Age doesn’t impact employee engagement
Age doesn’t impact employee engagement
19 August 2013: Much has been made of differences between the generations, particularly when it comes to work. But should Gen Y really be so reviled? Do Gen Xers really hide their lights under a bushel? And are Baby Boomers really content to just sit back and reap the benefits of other people’s efforts?
According to Aon Hewitt’s latest Best Employers study into employee engagement, despite all the hype to the contrary, age does not in itself affect engagement and employees of all ages in fact want many of the same things.
What does count, however, is how well managers and organisation’s can connect with their people at an individual level and how willing they are to acknowledge and respond to their employees’ unique preferences. And sometimes, life stage will determine what these preferences are.
“Our study revealed that, among Best Employers – which are those with the most engaged employees – not only were employees of all age groups equally engaged, so were groups at all job levels, from people at the front line right through to senior management,” said Stephen Hickey, Employee Engagement lead at Aon Hewitt.
Highly engaged employees stay longer, reducing turnover and recruitment costs and apply increased ‘discretionary effort’ – that is, they work harder. That translates to a better bottom line. In fact, organisations with high employee engagement achieve 50% higher Total Shareholder Return outcomes than other organisations.
Wellness programs were a common offering amongst 2013 Best Employer organisations and are a good example of how benefits that are focussed on the individual can have a significant impact upon employee engagement.
“Wellness programs fell into two broad categories,” Mr Hickey explained. “Financial education and health and wellbeing. Employees of all ages saw these kinds of initiatives as positive.”
The most popular financial education programs focused on key life events highly relevant to individual employees and aligned them to specific financial goals. This was seen as a way of helping employees maximise their financial position.
“Interestingly, much of the perceived value of the health and wellbeing programs came from simple examples and gestures of caring,” said Mr Hickey.
Along with these more individual focussed initiatives, the survey confirmed the other engagement drivers common to employees of all age groups.
“Career development opportunities and delivery on employment promises were both cited as of major importance. It seems that when it comes down to these broad areas, the generations have a lot in common in what they want from an employer,” he explained.
As well as these common cross-generational drivers, the study did show that different generations do have some specific motivators. And it is the organisations that genuinely understand specific preferences and can tap in to specific drivers that are the most likely to attract and retain the most engaged employees.
“Generation Y was driven by enjoyment of work tasks, whereas Generation X-ers wanted to feel fairly rewarded for their contribution to the organisation’s success. Baby Boomers, on the other hand, were looking for well managed change programs and appropriate recognition for specific contributions,” explained Mr Hickey.

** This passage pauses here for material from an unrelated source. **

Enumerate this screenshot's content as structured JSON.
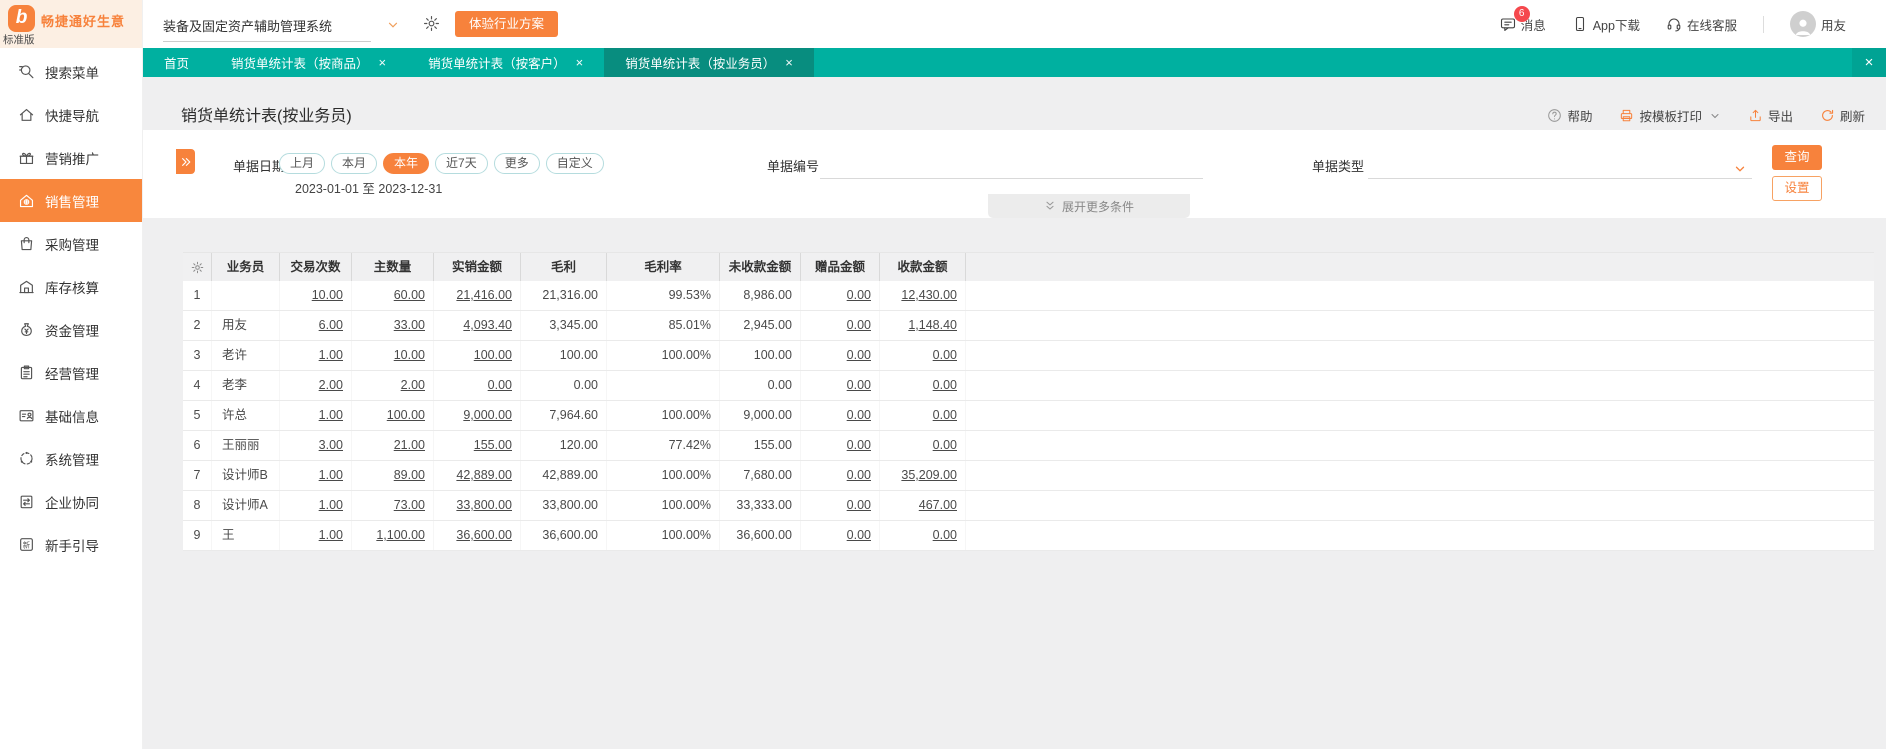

“I think it’s important to note that none of these preferences are mutually exclusive – and they’re certainly not wildly at odds with each other, which is something you hear anecdotally. It seems more likely that these different preferences reflect the life stage, associated responsibilities and experience that a particular age group might be facing at any given time rather than some kind of integral difference,” he said.
“Ultimately, employees of all ages want to feel valued and supported by their employer. And, no matter what their age, that includes through financial recognition, career development or programs focused on their financial and personal wellbeing.”